What distinguishes the princess cut?
The princess cut, which is also known in German as Prinzessinnenschliff, is one of the very young diamond cuts. It goes back to the London diamond cutter Arpad Nagy, who originally called his cut the "Profile Cut", but it was repeatedly referred to as the "Princess Cut", so that this name has become established. Another theory sees the origins in Basil Watermeyer's "Barion Cut". It is not possible to precisely determine who is the forefather of the Princess Cut. However, it is proven that the cut in its current form
was created by Betazel Ambar and Israel Itzkowitz in 1980. There are therefore no antique pieces of jewellery with this cut, as it is only a good 40 years old.
A princess diamond is cut with 58 facets and shows a great similarity to the round brilliant cut in the arrangement of the small surfaces. This is why this cut is also called "square modified brilliant" in professional circles. This is also part of the reason for the great success of this cut. It makes a diamond sparkle almost as perfectly as the round cut. Viewed from above, the princess cut is square; placed on the table, the diamond looks like a pyramid.

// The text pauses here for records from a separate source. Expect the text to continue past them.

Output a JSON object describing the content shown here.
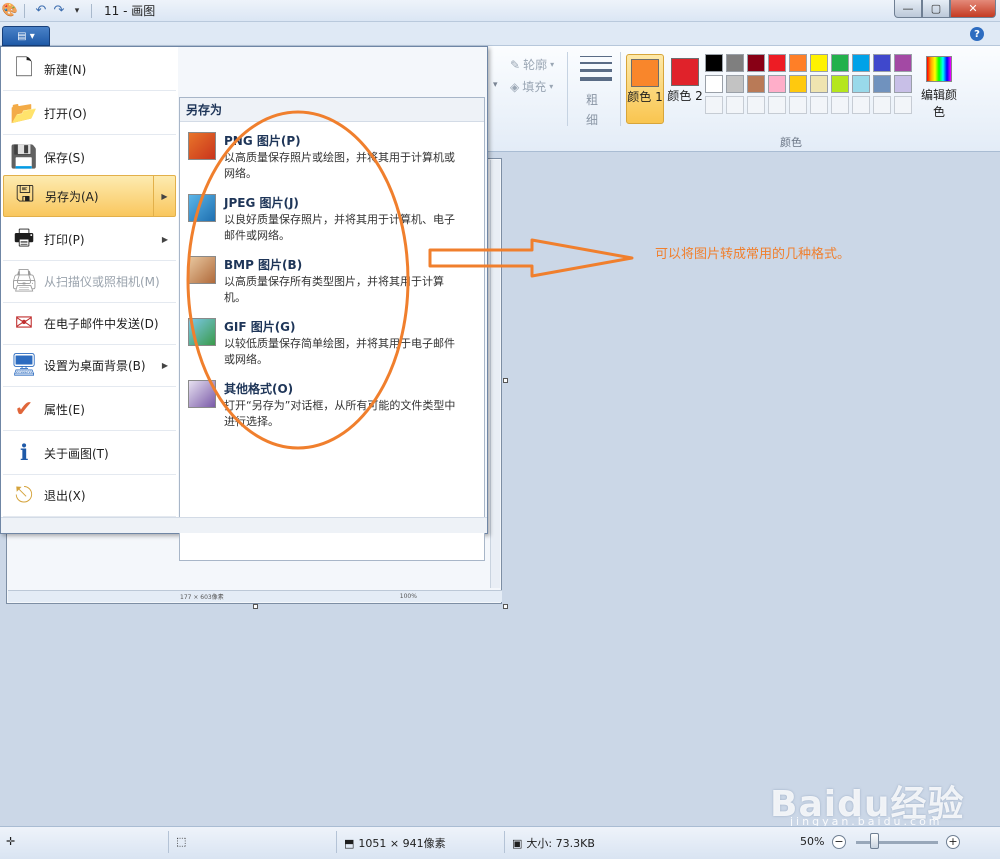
{
  "window": {
    "title": "11 - 画图",
    "controls": {
      "minimize": "—",
      "maximize": "▢",
      "close": "✕"
    }
  },
  "ribbon": {
    "help": "?",
    "outline_label": "轮廓",
    "fill_label": "填充",
    "thickness_label": "粗细",
    "color1_label": "颜色 1",
    "color2_label": "颜色 2",
    "edit_colors_label": "编辑颜色",
    "colors_group_label": "颜色",
    "color1": "#f9862b",
    "color2": "#e0222a",
    "palette": [
      "#000000",
      "#7f7f7f",
      "#880015",
      "#ed1c24",
      "#ff7f27",
      "#fff200",
      "#22b14c",
      "#00a2e8",
      "#3f48cc",
      "#a349a4",
      "#ffffff",
      "#c3c3c3",
      "#b97a57",
      "#ffaec9",
      "#ffc90e",
      "#efe4b0",
      "#b5e61d",
      "#99d9ea",
      "#7092be",
      "#c8bfe7"
    ]
  },
  "menu": {
    "items": [
      {
        "label": "新建(N)",
        "icon": "new-file-icon",
        "disabled": false,
        "submenu": false
      },
      {
        "label": "打开(O)",
        "icon": "open-folder-icon",
        "disabled": false,
        "submenu": false
      },
      {
        "label": "保存(S)",
        "icon": "save-disk-icon",
        "disabled": false,
        "submenu": false
      },
      {
        "label": "另存为(A)",
        "icon": "save-as-icon",
        "disabled": false,
        "submenu": true,
        "active": true
      },
      {
        "label": "打印(P)",
        "icon": "printer-icon",
        "disabled": false,
        "submenu": true
      },
      {
        "label": "从扫描仪或照相机(M)",
        "icon": "scanner-icon",
        "disabled": true,
        "submenu": false
      },
      {
        "label": "在电子邮件中发送(D)",
        "icon": "email-icon",
        "disabled": false,
        "submenu": false
      },
      {
        "label": "设置为桌面背景(B)",
        "icon": "desktop-background-icon",
        "disabled": false,
        "submenu": true
      },
      {
        "label": "属性(E)",
        "icon": "checkmark-icon",
        "disabled": false,
        "submenu": false
      },
      {
        "label": "关于画图(T)",
        "icon": "info-icon",
        "disabled": false,
        "submenu": false
      },
      {
        "label": "退出(X)",
        "icon": "exit-icon",
        "disabled": false,
        "submenu": false
      }
    ]
  },
  "save_as": {
    "header": "另存为",
    "items": [
      {
        "name": "PNG 图片(P)",
        "desc": "以高质量保存照片或绘图，并将其用于计算机或网络。",
        "icon": "png-image-icon"
      },
      {
        "name": "JPEG 图片(J)",
        "desc": "以良好质量保存照片，并将其用于计算机、电子邮件或网络。",
        "icon": "jpeg-image-icon"
      },
      {
        "name": "BMP 图片(B)",
        "desc": "以高质量保存所有类型图片，并将其用于计算机。",
        "icon": "bmp-image-icon"
      },
      {
        "name": "GIF 图片(G)",
        "desc": "以较低质量保存简单绘图，并将其用于电子邮件或网络。",
        "icon": "gif-image-icon"
      },
      {
        "name": "其他格式(O)",
        "desc": "打开“另存为”对话框，从所有可能的文件类型中进行选择。",
        "icon": "other-formats-icon"
      }
    ]
  },
  "annotation": {
    "text": "可以将图片转成常用的几种格式。",
    "color": "#f07f2d"
  },
  "inner_screenshot": {
    "size": "177 × 603像素",
    "zoom": "100%"
  },
  "statusbar": {
    "image_size": "1051 × 941像素",
    "file_size": "大小: 73.3KB",
    "zoom": "50%",
    "zoom_out": "−",
    "zoom_in": "+"
  },
  "watermark": {
    "text": "Baidu经验",
    "url": "jingyan.baidu.com"
  }
}
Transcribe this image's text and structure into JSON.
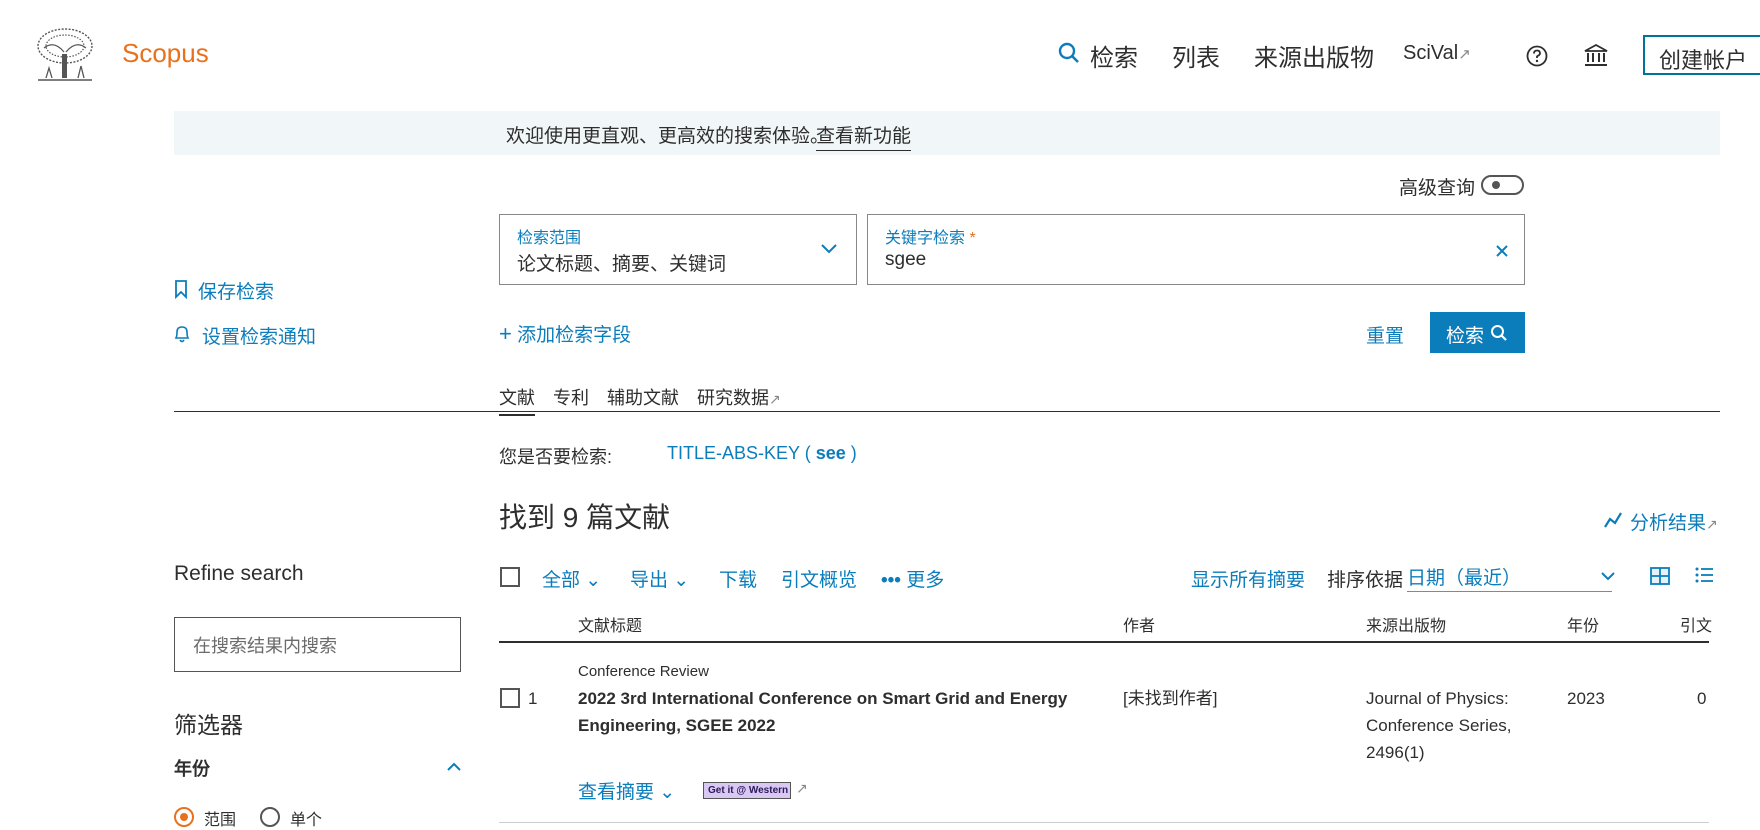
{
  "header": {
    "brand": "Scopus",
    "nav": {
      "search": "检索",
      "lists": "列表",
      "sources": "来源出版物",
      "scival": "SciVal",
      "create_account": "创建帐户"
    }
  },
  "banner": {
    "text": "欢迎使用更直观、更高效的搜索体验。",
    "link": "查看新功能"
  },
  "search": {
    "advanced_label": "高级查询",
    "scope_label": "检索范围",
    "scope_value": "论文标题、摘要、关键词",
    "keyword_label": "关键字检索",
    "keyword_required": "*",
    "keyword_value": "sgee",
    "add_field": "添加检索字段",
    "reset": "重置",
    "search_button": "检索"
  },
  "left_actions": {
    "save_search": "保存检索",
    "set_alert": "设置检索通知"
  },
  "tabs": [
    "文献",
    "专利",
    "辅助文献",
    "研究数据"
  ],
  "did_you_mean": {
    "label": "您是否要检索:",
    "prefix": "TITLE-ABS-KEY ( ",
    "term": "see",
    "suffix": " )"
  },
  "results": {
    "count_text": "找到 9 篇文献",
    "analyze": "分析结果"
  },
  "refine": {
    "title": "Refine search",
    "placeholder": "在搜索结果内搜索",
    "filters_title": "筛选器",
    "year_label": "年份",
    "range_label": "范围",
    "single_label": "单个"
  },
  "toolbar": {
    "all": "全部",
    "export": "导出",
    "download": "下载",
    "citation_overview": "引文概览",
    "more": "更多",
    "show_abstracts": "显示所有摘要",
    "sort_label": "排序依据",
    "sort_value": "日期（最近）"
  },
  "table": {
    "columns": [
      "文献标题",
      "作者",
      "来源出版物",
      "年份",
      "引文"
    ],
    "rows": [
      {
        "index": "1",
        "doc_type": "Conference Review",
        "title": "2022 3rd International Conference on Smart Grid and Energy Engineering, SGEE 2022",
        "authors": "[未找到作者]",
        "source_line1": "Journal of Physics:",
        "source_line2": "Conference Series,",
        "source_line3": "2496(1)",
        "year": "2023",
        "citations": "0",
        "view_abstract": "查看摘要",
        "getit": "Get it @ Western"
      }
    ]
  }
}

A very decisive advantage lies in the enormous yield of the cut. If a rough diamond is cut into a round brilliant, at least half of the material is lost. A rough diamond of 2 carats therefore results in a brilliant-cut diamond of 1 carat or less. With the princess cut the loss is much less, up to 80% of the rough diamond can be used. This makes the princess cut one of the most effective cuts of all. The rough diamond is used optimally here.